*** Block opens ***

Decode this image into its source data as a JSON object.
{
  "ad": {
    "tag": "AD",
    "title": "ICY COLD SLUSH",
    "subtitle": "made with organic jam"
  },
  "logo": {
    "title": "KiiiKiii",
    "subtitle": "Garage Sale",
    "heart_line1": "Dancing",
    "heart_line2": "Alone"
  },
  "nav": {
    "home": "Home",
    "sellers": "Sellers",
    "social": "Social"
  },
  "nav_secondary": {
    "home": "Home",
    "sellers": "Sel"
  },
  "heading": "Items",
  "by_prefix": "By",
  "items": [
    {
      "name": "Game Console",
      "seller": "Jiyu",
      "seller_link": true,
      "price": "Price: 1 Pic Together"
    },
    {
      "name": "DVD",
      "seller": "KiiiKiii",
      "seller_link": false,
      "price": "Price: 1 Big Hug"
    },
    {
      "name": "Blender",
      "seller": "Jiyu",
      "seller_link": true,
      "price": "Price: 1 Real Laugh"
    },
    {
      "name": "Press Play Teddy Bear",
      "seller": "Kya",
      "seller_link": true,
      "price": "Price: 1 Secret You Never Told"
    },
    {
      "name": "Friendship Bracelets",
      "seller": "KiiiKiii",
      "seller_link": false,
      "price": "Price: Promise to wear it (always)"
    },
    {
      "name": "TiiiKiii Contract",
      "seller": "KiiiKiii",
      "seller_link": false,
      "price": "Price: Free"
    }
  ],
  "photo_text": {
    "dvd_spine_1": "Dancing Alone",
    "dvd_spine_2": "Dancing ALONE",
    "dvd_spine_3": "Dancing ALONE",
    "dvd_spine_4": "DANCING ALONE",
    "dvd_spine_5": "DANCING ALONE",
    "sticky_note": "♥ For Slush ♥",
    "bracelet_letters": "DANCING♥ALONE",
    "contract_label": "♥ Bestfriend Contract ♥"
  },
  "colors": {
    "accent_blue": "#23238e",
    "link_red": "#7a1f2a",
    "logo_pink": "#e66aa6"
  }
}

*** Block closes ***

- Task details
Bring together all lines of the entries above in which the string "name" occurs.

- Task answer
      "name": "Game Console",
      "name": "DVD",
      "name": "Blender",
      "name": "Press Play Teddy Bear",
      "name": "Friendship Bracelets",
      "name": "TiiiKiii Contract",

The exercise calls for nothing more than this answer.